* What is expected *
Provide only the number of lines in the records where "openssh" appears.

(Page and application data records)
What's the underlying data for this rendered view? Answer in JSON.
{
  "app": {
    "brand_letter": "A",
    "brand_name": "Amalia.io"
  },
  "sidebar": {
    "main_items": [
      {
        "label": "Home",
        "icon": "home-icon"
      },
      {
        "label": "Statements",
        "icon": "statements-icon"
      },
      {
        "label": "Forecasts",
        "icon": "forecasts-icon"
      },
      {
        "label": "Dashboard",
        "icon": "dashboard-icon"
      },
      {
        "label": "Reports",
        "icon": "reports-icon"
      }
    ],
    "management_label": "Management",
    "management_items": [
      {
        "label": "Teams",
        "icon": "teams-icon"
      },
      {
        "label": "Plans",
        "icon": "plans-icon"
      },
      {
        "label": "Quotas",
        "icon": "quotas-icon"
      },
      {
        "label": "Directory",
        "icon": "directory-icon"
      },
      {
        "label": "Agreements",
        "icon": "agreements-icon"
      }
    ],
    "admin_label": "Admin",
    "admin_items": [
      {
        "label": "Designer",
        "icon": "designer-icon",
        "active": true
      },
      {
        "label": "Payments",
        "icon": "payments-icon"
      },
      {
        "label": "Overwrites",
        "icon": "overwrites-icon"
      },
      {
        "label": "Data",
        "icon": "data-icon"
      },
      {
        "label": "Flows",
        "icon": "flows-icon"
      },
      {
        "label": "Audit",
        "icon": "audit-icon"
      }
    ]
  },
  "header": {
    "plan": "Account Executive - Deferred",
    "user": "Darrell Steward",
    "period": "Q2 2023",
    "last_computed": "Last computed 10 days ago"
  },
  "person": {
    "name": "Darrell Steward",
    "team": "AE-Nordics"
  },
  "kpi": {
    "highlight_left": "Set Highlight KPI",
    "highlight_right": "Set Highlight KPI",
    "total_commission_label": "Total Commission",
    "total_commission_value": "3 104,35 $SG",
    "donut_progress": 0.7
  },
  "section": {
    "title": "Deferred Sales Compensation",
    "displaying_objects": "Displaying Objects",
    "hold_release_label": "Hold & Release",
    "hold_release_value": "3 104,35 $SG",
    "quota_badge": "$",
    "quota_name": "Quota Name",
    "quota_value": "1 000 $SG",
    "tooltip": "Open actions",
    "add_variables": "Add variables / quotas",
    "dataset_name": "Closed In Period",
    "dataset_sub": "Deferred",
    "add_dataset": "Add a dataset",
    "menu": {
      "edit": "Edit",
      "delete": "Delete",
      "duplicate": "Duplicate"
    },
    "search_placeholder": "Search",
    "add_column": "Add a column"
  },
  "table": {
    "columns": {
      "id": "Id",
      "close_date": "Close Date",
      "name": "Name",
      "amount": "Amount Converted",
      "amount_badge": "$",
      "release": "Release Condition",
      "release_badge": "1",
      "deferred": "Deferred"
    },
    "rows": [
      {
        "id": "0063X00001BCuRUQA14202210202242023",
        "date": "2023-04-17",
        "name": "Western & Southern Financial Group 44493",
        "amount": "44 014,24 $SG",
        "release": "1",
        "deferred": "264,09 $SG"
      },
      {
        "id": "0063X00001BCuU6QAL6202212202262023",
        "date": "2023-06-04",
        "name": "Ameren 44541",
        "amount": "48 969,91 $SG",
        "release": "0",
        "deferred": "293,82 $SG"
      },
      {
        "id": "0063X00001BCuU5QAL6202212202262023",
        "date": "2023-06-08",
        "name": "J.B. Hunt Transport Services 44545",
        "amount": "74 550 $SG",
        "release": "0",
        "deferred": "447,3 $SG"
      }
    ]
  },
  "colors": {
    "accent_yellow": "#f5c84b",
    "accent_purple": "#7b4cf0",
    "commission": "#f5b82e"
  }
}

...

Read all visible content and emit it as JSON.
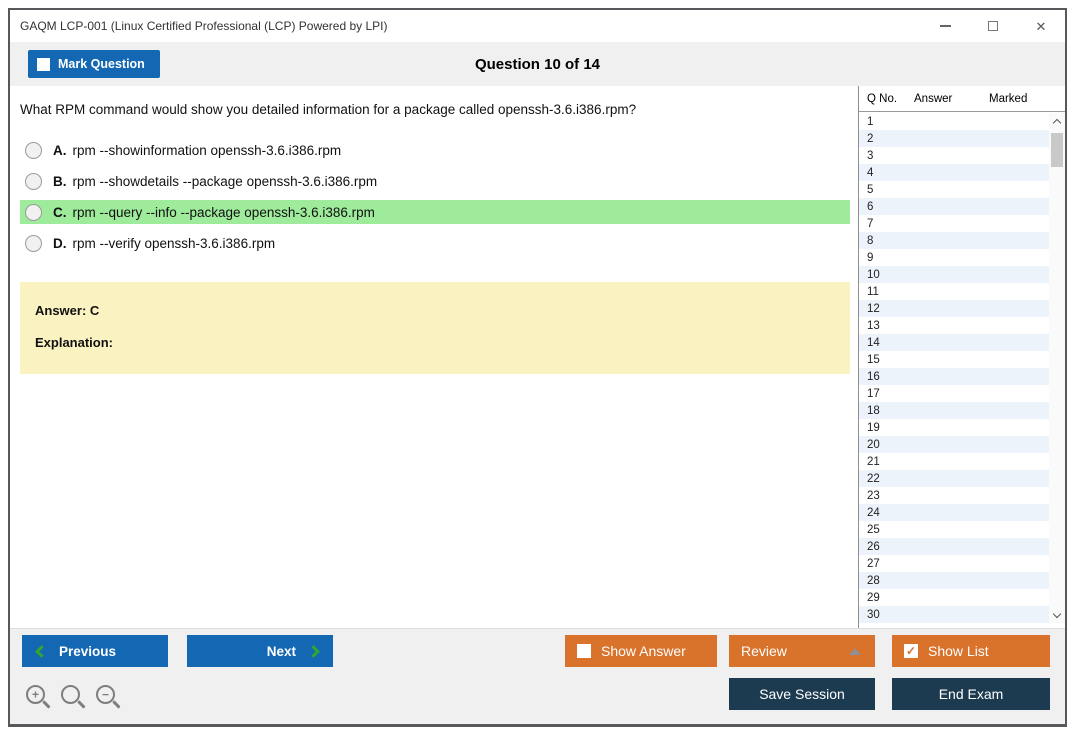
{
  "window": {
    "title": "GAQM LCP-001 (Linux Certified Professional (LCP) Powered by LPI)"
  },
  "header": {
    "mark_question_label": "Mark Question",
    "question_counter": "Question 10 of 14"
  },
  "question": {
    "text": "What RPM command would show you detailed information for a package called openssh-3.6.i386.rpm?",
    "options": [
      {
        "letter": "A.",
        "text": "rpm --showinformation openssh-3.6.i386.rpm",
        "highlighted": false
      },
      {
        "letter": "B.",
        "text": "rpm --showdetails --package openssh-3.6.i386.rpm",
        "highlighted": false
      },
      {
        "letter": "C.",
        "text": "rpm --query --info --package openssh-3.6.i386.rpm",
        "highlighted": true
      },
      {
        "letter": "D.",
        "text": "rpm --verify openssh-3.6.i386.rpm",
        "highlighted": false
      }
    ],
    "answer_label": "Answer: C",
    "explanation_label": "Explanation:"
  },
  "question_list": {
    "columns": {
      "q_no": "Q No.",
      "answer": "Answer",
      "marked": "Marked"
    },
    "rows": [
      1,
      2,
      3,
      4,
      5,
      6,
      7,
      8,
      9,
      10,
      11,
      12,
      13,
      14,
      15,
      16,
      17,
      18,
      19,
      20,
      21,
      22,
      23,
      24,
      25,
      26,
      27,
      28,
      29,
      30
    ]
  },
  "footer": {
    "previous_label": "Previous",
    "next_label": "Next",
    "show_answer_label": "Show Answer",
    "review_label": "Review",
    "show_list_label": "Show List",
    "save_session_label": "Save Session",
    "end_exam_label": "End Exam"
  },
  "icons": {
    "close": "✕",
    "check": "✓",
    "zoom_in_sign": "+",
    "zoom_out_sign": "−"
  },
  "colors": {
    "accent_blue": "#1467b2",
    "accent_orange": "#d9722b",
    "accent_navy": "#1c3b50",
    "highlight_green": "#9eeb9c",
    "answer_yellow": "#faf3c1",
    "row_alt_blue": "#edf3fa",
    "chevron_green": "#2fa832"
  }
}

* Response to this task *
5